Nicky's asthma was taking over her life. Then one day, convinced it had to be something else, she went back for a second opinion. It turned out to be EILO, a rare but treatable condition. After 17 years of being unable to walk down the street and hold a conversation at the same time, her breathing difficulties disappeared.
Our life with IPF
Ron used to be the life of the party, but since his IPF, fatigue and fear is too overwhelming. But despite that, him and his partner Maxine are making the most of every minute, and know that being positive gets them further. "We’ve accepted that our life together has to be crammed into a few short years," says Mazxine. "It feels like we live life on a tightrope, hoping we don’t fall off.”
How we’re helping find better treatments for mesothelioma
Did you know that last year, we announced that we had had £900k to invest in new research grants for mesothelioma? That includes researching new 'personalised' therapies for mesothelioma, researching and other projects that translate into real treatments. Our head of research Ian explains what we've achieved so far in this blog.

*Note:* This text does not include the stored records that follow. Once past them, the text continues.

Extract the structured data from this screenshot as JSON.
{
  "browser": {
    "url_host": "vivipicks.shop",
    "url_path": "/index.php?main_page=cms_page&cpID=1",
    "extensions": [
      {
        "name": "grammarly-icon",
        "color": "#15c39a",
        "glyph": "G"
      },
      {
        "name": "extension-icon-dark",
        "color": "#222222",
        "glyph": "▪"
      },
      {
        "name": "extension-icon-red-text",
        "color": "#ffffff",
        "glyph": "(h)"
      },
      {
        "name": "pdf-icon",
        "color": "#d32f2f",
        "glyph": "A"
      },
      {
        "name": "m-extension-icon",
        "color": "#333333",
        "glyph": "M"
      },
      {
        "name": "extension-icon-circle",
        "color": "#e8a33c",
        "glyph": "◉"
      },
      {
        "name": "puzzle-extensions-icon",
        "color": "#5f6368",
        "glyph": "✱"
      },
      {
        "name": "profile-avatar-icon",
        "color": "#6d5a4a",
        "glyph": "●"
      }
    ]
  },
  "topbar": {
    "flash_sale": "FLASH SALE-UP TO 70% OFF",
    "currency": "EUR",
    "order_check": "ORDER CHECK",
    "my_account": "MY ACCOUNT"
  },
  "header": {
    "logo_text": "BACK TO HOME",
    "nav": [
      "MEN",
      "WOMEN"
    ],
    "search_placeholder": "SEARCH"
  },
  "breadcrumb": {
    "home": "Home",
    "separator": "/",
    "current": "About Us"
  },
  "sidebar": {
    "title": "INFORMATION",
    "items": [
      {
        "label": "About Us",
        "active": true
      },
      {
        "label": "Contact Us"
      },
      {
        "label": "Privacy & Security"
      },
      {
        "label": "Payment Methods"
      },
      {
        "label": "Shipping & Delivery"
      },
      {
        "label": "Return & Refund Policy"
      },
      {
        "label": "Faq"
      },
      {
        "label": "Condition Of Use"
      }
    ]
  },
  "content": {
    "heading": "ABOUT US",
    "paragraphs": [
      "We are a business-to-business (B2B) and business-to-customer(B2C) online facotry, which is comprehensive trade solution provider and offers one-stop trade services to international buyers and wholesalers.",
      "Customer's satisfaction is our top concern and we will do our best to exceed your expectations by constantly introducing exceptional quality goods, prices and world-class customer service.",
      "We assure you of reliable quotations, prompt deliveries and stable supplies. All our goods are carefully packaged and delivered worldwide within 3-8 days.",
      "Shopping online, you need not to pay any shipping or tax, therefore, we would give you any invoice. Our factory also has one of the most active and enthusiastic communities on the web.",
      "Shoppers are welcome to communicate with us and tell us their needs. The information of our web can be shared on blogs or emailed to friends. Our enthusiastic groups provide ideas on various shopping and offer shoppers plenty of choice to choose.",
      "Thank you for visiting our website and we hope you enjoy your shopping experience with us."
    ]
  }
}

After bronchiectasis I was depressed - then I found Breathe Easy
When Glenys was diagnosed with bronchiectasis, her normal life went on hold. She began to feel lonely, isolated and full of despair for the future, especially when she had to stop going to her job. Then one day, a chance encounter led her to Breathe Easy. Now, she's hopeful for the future, and building a new life in the slow lane.
What breathlessness means to me
We asked six people how breathlessness affects their life, from what they do to manage the symptoms, how they control the anxiety, and what they to do to help them feel in control (one likes to have a private boogie in her bedroom)! All of them have one thing in common though - although breathlessness has changed their lives, they won't let it get the better of them.
Putting lung health in the spotlight
We knew it was going to be a red letter day when the director of NHS England booked a telephone call with our head of policy. And it was! We found out that for the first time, lung health would now be in the spotlight in its new 10-year plan. Alison explains more in her blog.
Swimming, cycling and running 140 miles for my mum
When Aaron's mum found out she had a tumour in her lung, he wanted to do something big to show he supported her and help other people with lung conditions. That's how ended up facing 140.6 miles of track, road and open water at the Ironman Triathlon, a gruelling challenge that took him over 13 hours to complete.
I have to smile, even when I feel like I'm falling apart
Brian has stage 3 COPD, but he's staying positive for his family.